How do web writers offer unique value to your business?
Not too long ago, I had an interesting conversation with my wife. We were discussing what I like about the work I do, and she asked a simple question that kind of caught me off guard. It went something like this:
“If I’m in charge of messaging for something, I need to make sure everything that comes out is not only on point but has the tone and feel that I need,” she said. “I don’t know if I would ever be able to trust somebody outside of the project team to understand what I’m trying to achieve well enough to capture that. Why would I go with a third-party agency to capture a message that I’m so personally invested in?”
Here’s why: As a content writer on the outside, my No. 1 goal is to learn about your brand and understand your goals. From there, I add in the broad knowledge I have from working with a variety of clients and industries to bring a unique context and perspective to your conversation.
When you work closely on a project, you can get so deep into the exact messaging and material on your plate that it’s extremely difficult to see beyond that immediate goal. Web content writing that looks too much like typical marketing and sales materials will push readers away. When I’m writing for clients, I try to bring what I’ve learned researching and working on a huge range of projects into everything I do.
A successful content writer has tons of prior experience achieving the exact goal a client is looking for — even if they don’t, at this very moment, have the very same SME as your internal team. SME can be developed over time (and rather quickly), but true writing skill is harder to capture. That’s where I come in.
Relationship with content marketing
This is where my relationship with the larger content marketing strategy becomes so valuable. At its best, web content isn’t about promoting a brand or selling a product. Instead, it initiates a relationship with readers by engaging them with content that is both valuable to them and representative of your brand ideals. By building a connecting point through shared interest in what a piece of content creates, reader and brand have a starting point for conversations. When I understand the marketing goals in play during a campaign, I have an opportunity to build out highly branded content without being promotional.

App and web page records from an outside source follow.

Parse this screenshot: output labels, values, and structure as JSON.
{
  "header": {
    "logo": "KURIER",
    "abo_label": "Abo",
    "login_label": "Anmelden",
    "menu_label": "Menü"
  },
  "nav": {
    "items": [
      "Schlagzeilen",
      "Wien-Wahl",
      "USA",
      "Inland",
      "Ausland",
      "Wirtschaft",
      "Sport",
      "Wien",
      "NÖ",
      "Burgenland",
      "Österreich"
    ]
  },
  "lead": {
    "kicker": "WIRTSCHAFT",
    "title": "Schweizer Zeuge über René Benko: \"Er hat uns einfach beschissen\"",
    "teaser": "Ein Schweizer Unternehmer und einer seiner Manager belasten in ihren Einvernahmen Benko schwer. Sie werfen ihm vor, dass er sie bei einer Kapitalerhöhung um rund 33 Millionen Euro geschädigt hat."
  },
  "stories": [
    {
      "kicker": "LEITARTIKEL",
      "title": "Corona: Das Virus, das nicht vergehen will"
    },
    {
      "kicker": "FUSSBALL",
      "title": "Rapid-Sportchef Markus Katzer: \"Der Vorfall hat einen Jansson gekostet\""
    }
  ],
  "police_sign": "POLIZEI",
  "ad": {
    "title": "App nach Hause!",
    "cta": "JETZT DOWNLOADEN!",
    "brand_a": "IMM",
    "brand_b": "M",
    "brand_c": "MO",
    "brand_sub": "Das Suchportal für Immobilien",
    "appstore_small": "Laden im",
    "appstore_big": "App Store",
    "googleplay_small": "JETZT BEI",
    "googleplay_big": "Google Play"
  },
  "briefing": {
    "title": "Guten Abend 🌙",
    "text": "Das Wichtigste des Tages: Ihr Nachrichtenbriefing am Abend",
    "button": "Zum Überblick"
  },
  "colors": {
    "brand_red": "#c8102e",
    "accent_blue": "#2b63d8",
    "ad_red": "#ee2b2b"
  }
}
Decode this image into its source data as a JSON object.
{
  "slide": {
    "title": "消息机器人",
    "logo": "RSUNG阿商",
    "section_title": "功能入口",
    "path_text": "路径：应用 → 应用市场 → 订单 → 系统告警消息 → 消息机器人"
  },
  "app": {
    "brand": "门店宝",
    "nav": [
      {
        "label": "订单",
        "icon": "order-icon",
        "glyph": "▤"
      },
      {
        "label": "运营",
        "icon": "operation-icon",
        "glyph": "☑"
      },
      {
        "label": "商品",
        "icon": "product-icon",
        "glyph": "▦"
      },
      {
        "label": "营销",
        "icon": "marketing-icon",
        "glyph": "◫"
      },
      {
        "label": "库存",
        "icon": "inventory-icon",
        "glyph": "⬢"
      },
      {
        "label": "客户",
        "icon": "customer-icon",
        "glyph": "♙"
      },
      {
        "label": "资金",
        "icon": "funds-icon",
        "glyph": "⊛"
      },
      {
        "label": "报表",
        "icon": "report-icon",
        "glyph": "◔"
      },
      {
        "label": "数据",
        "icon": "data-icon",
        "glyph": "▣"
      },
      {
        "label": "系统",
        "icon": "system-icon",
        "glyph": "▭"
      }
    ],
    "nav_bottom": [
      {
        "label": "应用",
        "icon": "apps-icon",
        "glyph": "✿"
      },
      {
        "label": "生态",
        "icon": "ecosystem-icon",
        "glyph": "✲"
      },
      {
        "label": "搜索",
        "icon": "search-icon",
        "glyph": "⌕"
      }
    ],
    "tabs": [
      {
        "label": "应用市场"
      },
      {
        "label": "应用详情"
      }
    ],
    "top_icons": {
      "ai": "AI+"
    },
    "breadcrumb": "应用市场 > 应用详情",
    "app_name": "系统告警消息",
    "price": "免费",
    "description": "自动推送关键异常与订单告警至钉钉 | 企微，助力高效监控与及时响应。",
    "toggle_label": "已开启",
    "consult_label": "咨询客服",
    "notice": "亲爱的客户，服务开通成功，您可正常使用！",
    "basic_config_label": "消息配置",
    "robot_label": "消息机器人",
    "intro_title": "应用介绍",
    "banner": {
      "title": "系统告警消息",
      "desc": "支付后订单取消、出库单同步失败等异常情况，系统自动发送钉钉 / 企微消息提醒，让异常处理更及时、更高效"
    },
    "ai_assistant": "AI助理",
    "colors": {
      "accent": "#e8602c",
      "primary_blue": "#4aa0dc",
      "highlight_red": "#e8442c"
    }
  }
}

If a client is heavily focused on lead generation, I may develop pieces that encourage action at the end of the post, such as a newsletter signup. If the project is built around increasing traffic, I may be more casual and fun in tone to attract a wider range of individuals exploring a topic at the top of the funnel.
My most valuable reader, however, is always my client. They’re the ones who eventually take ownership of the content I create. It represents their business. The satisfaction in my work comes when I can achieve their marketing goals through stories that are compelling and surprise them with their blend of unique perspective and branded storytelling. Achieving this means always growing. Always gaining a deeper knowledge of my clients and the industries I cover.
At the end of the day, that’s what I love about writing for the web: I’m constantly challenged to learn new things and bring that knowledge to a wide range of projects. Creating content for the internet isn’t glamorous, but when all of the background work comes together, delivering on a client’s vision is incredibly satisfying.
Editor’s Note: Updated December 2020.